  3. Satisfaction
  4. Schedule
  5. Requirements

C.R.I. demonstrates what data needs to be calculated, and how that data can be used to create a score. Naturally, this solution will not work in every situation, but it does provide a consistent method for evaluation, and it is flexible to allow only some of the elements or even additional elements.

There is the brief 1-minute overview of the dissertation. Feel free to read more of the details in the document below.

The source and data files are available on Github, Dissertation Scoring SDO.

You can also see results of the analysis on Sense, Scoring an SDO.

This is the first in a series of posts on Data-Driven Software Engineering. In the next few weeks, I will be posting more about the topic. Some posts will be excerpts from the dissertation, and others will be new thoughts on the topic. Stay Tuned!

The New Open Data Handbook
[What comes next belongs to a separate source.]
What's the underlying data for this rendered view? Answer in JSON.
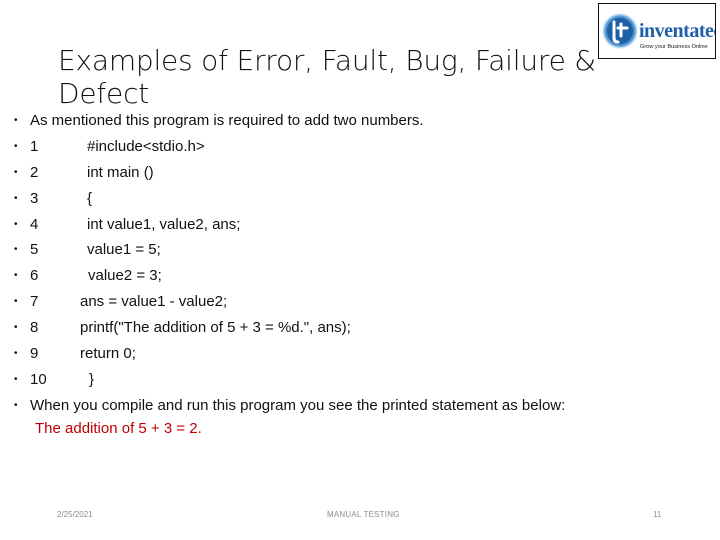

Originally published in 2012, the Open Data Handbook has released an second edition. The handbook is to be used as a guide for organizations or individuals interested in publishing and/or utilizing open data. The goal is ensuring data is open and that data is applied as often as possible.

The second edition now includes 3 parts.

  1. Open Data Guide – The Why?, What? and How? of open data
  2. Value Stories – Stories of how open data is making a difference
  3. Resource Library – Videos, presentations, and publications about open data

Following the theme of open, the Open Data Handbook is open sourced on Github. You are free and encouraged to contribute. There is even an extensive contribution guide if you are interested.

Read the official announcement from the Open Knowledge Foundation.

Data Science Wars: R vs. Python

The great team over at DataCamp, an online site for learning R , has put together another wonderful infographic. This time, the topic is Data Science Wars (R versus Python). This has been a rather hot topic for quite some time. I even wrote about the debate back in 2013, R vs Python, The Great Debate.

DataCamp did an amazing job packing information into the infographic. Honestly, it is impressive they were able to pack so much information into a single infographic. Some of the topics covered are:

  • History
  • Who uses the language?
  • Community
  • Purpose of the language
  • Popularity
  • And way more great stuff

Enough about the description. Have a look for yourself. It is packed with great arguments for your next “R vs Python” debate.

R vs Python for data analysis
R vs Python for data analysis

Data Science Tech Institute Visiting Faculty

The Data ScienceTech Institute (DSTI) in France is starting 2 new master’s degree programs in data science. Both programs are highly innovative and offer a strong industry focus. Classes begin in October 2015, and each program is limited to 30 students. Therefore, if you are interested, it is important to apply as soon as possible.

The other day, the faculty at DSTI were announced. I am honored to say I was selected as one of the faculty. Thus, I will serve as a visiting faculty member for portions of the program.

DSTI offers 2 master’s degree programs:

  1. Data Scientist Designer – Located in Paris, this 2-year program is part-time and focused on working professionals looking to transition or enhance skills in the data science field. The course will rotate between 2 and 3 days a week.
  2. Executive Big Data Analyst – Located in Nice along the French Riviera, this program is a more traditional intensive 16-month program targeting full-time students.

If you are in France or Europe or interested in studying in France, the programs from DSTI are definitely worth a look.